Contains no subtle attempts at sexual objectification or intimidation. And in response to this comment — the kindness one would give to another, his equal — I find myself responding to human thoughts:
Yes, this terrain is pretty rugged. I think my legs are pretty strong. thank you.
In Vivaldi’s Whistle, I think about how black men whistle classical music on the street when they cross paths with a white stranger. He does this in hopes of quelling their fears and displeasures born of prejudice.
Perhaps this man’s comment was the (gender) equivalent of this example.
Or maybe he simply entertained the same thought that often precedes the kind of comment I expected. Perhaps, in the old days, I would unconsciously turn those thoughts into weapon words and throw them in my path. But perhaps because our society is growing and learning and people are evolving, he decided that day not to.
Either way, I’m relieved that the guys didn’t behave the way I expected them to.
It got me thinking about preconceptions. How to create a template and apply it to individuals with whom you communicate regularly. With so much of our lives structured around familiarity, few encounters encourage us to challenge or expand on these templates. It’s easy to file in a designated bin in your mind without realizing you’re doing it.
How often do we come across someone already made up about what they have to say? , confirms what we already know and believe to be true.
Sometimes our expectations turn out to be accurate. Otherwise they may do so mainly because we expect this from them.
People behave in ways that contradict what we first see, but we don’t see when we’re not looking for them.
When I was a Lyft driver, I drove many passengers who were convinced they had nothing in common. One was a seemingly stiff white man who worked for a tech company. I thought I had very little to say, but an hour later we ate In ‘N Out, and from our nation’s quick solution to processing emotions, his brother’s coming out of the force. We were discussing everything from how our relationship had changed to finding balance with a job…and a job paying the bills.
That’s why we often decide that a person is a certain way. our hearts close After that it indeed fails to connect. But it is not due to differences, but to the fact that when hearts are closed, there can be no connection.
A change of thought does not happen in one instance.

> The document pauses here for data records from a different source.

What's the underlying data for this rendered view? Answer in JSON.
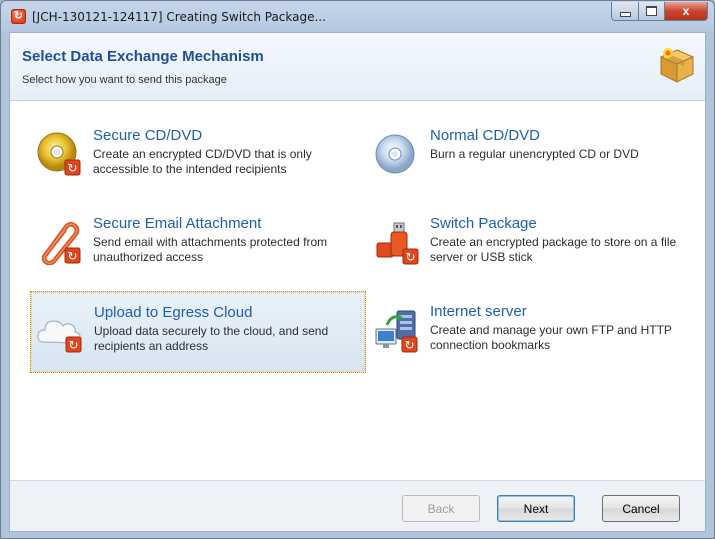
{
  "window": {
    "title": "[JCH-130121-124117] Creating Switch Package...",
    "close_glyph": "x"
  },
  "header": {
    "title": "Select Data Exchange Mechanism",
    "subtitle": "Select how you want to send this package",
    "icon": "package-box-icon"
  },
  "options": [
    {
      "title": "Secure CD/DVD",
      "description": "Create an encrypted CD/DVD that is only accessible to the intended recipients",
      "icon": "secure-cd-icon",
      "selected": false
    },
    {
      "title": "Normal CD/DVD",
      "description": "Burn a regular unencrypted CD or DVD",
      "icon": "cd-icon",
      "selected": false
    },
    {
      "title": "Secure Email Attachment",
      "description": "Send email with attachments protected from unauthorized access",
      "icon": "paperclip-icon",
      "selected": false
    },
    {
      "title": "Switch Package",
      "description": "Create an encrypted package to store on a file server or USB stick",
      "icon": "usb-stick-icon",
      "selected": false
    },
    {
      "title": "Upload to Egress Cloud",
      "description": "Upload data securely to the cloud, and send recipients an address",
      "icon": "cloud-icon",
      "selected": true
    },
    {
      "title": "Internet server",
      "description": "Create and manage your own FTP and HTTP connection bookmarks",
      "icon": "server-icon",
      "selected": false
    }
  ],
  "footer": {
    "back_label": "Back",
    "next_label": "Next",
    "cancel_label": "Cancel"
  },
  "colors": {
    "title_blue": "#1f4f9a",
    "option_blue": "#1f5fb0",
    "selection_border": "#d18a23",
    "egress_orange": "#e0461c"
  }
}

For example, the fact that two men in a river pleasantly surprised me does not erase the overall pattern.
But it’s just the beginning. And from now on, if I can afford it, I would like to give people the opportunity to act in a way that contradicts my preconceived notions.
I don’t want to go to the point where I can’t see other people anymore as an individual. I can’t see the common points because I can only see the common points representharm by the larger group to which they belong; political consequences of their actions.
For example, a few years ago a young man approached me while I was reading in a bar and I completely ignored him. At the time, I was sick of men and so upset about their repeated intrusions on my dates with women. I didn’t reply. In that moment he felt empowered.
But when I thought about that incident years later, I regretted my actions. The man was not aggressive even in the way he approached me.He was serious, anxious and even shy. It may be the same when I approach women. He did not represent all men. He was his own person and did something in that moment that might have made him nervous or pushed him out of his comfort zone.
I’m not saying it was my job to assuage those feelings. That’s what I now realize I would really have. I wanted To. She wanted to say hello at least. I wanted to tell him, at least politely, that I wasn’t ready for a conversation. perhaps do not have Smiled, But at least they treated him more like a human being than an unspoken enemy.
I want to end my frustration with patriarchy and heteronormativity of concept themselves— and with individual humans only if they really practice it.
I like to believe that polarized positions are not fixed. That they can evolve and expand over time. That we are not forever destined to hold a shield while walking this planet.
This isn’t the climate we’re in right now, but I hope one day it starts to get at least a little bit closer.